Since the failed merger attempt in 1998 between the two national teachers’ unions, NEA has routinely had to revisit complications arising from the fact that some of its affiliates belong to two different organizations. Now-forgotten battles over Education Minnesota’s back dues, the NEAFT Partnership, and individual affiliate entry into the AFL-CIO arose.
Even recently, NEA dealt with the merger in North Dakota, the postponed merger in Wisconsin, and the removal of the six-affiliate cap on mergers. But each of these was resolved with little or no uproar.
At next year’s Representative Assembly in Orlando a proposal will be placed before the delegates that could revive the contentious emotions of the past. Delegates will vote via secret ballot on an amendment to the NEA constitution that would eliminate “proportional” representation at the convention for merged affiliates.

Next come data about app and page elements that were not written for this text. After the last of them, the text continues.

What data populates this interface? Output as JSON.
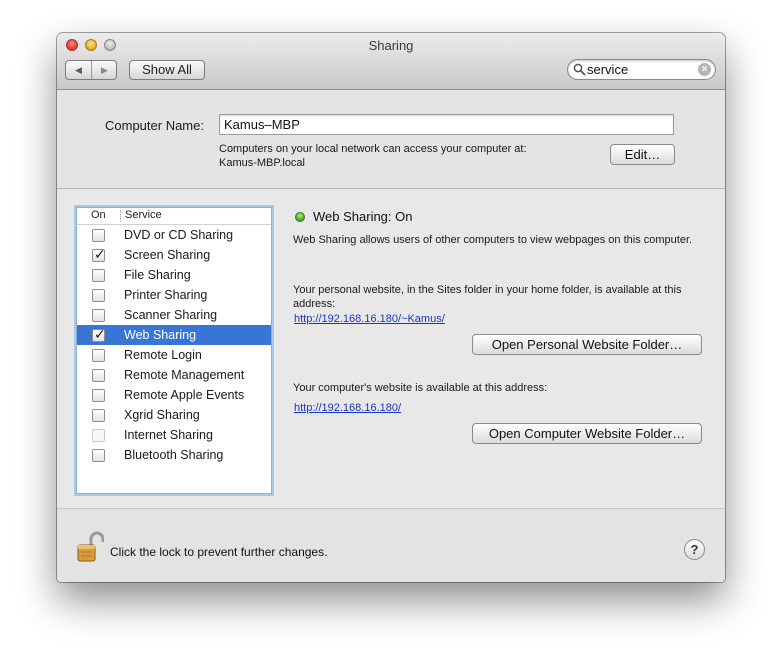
{
  "window": {
    "title": "Sharing"
  },
  "toolbar": {
    "back_icon": "◀",
    "forward_icon": "▶",
    "show_all_label": "Show All",
    "search_value": "service"
  },
  "computer_name": {
    "label": "Computer Name:",
    "value": "Kamus–MBP",
    "description_line1": "Computers on your local network can access your computer at:",
    "description_line2": "Kamus-MBP.local",
    "edit_label": "Edit…"
  },
  "services": {
    "header_on": "On",
    "header_service": "Service",
    "items": [
      {
        "label": "DVD or CD Sharing",
        "checked": false,
        "selected": false,
        "enabled": true
      },
      {
        "label": "Screen Sharing",
        "checked": true,
        "selected": false,
        "enabled": true
      },
      {
        "label": "File Sharing",
        "checked": false,
        "selected": false,
        "enabled": true
      },
      {
        "label": "Printer Sharing",
        "checked": false,
        "selected": false,
        "enabled": true
      },
      {
        "label": "Scanner Sharing",
        "checked": false,
        "selected": false,
        "enabled": true
      },
      {
        "label": "Web Sharing",
        "checked": true,
        "selected": true,
        "enabled": true
      },
      {
        "label": "Remote Login",
        "checked": false,
        "selected": false,
        "enabled": true
      },
      {
        "label": "Remote Management",
        "checked": false,
        "selected": false,
        "enabled": true
      },
      {
        "label": "Remote Apple Events",
        "checked": false,
        "selected": false,
        "enabled": true
      },
      {
        "label": "Xgrid Sharing",
        "checked": false,
        "selected": false,
        "enabled": true
      },
      {
        "label": "Internet Sharing",
        "checked": false,
        "selected": false,
        "enabled": false
      },
      {
        "label": "Bluetooth Sharing",
        "checked": false,
        "selected": false,
        "enabled": true
      }
    ]
  },
  "detail": {
    "status_title": "Web Sharing: On",
    "status_color": "#46b22a",
    "description": "Web Sharing allows users of other computers to view webpages on this computer.",
    "personal_desc": "Your personal website, in the Sites folder in your home folder, is available at this address:",
    "personal_url": "http://192.168.16.180/~Kamus/",
    "open_personal_label": "Open Personal Website Folder…",
    "computer_desc": "Your computer's website is available at this address:",
    "computer_url": "http://192.168.16.180/",
    "open_computer_label": "Open Computer Website Folder…"
  },
  "footer": {
    "lock_text": "Click the lock to prevent further changes.",
    "help_label": "?"
  }
}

The current system works this way: Merged state affiliates send delegates in proportion to how many NEA members there were in the state before the merger, and essentially half of members picked up after the merger. The amendment would count all members equally, regardless of whom they belonged to before the merger, or how much they contribute in dues to NEA.
The greatest effect will be felt in New York, which is currently represented at the convention as if it had somewhere between 30,000 and 40,000 members. If the constitutional amendment passes, its representation would increase almost tenfold. Florida and Minnesota would also pick up a significant number of new delegates.
I suspect this would have little effect on NEA’s policies in general, except for issues related to merger itself. All of the merged affiliates belong to the AFL-CIO. Increased representation might mean new business items like #44 would have a better chance of passing. It would also add a whole slew of pro-merger delegates to the assembly. Who knows what that might bring?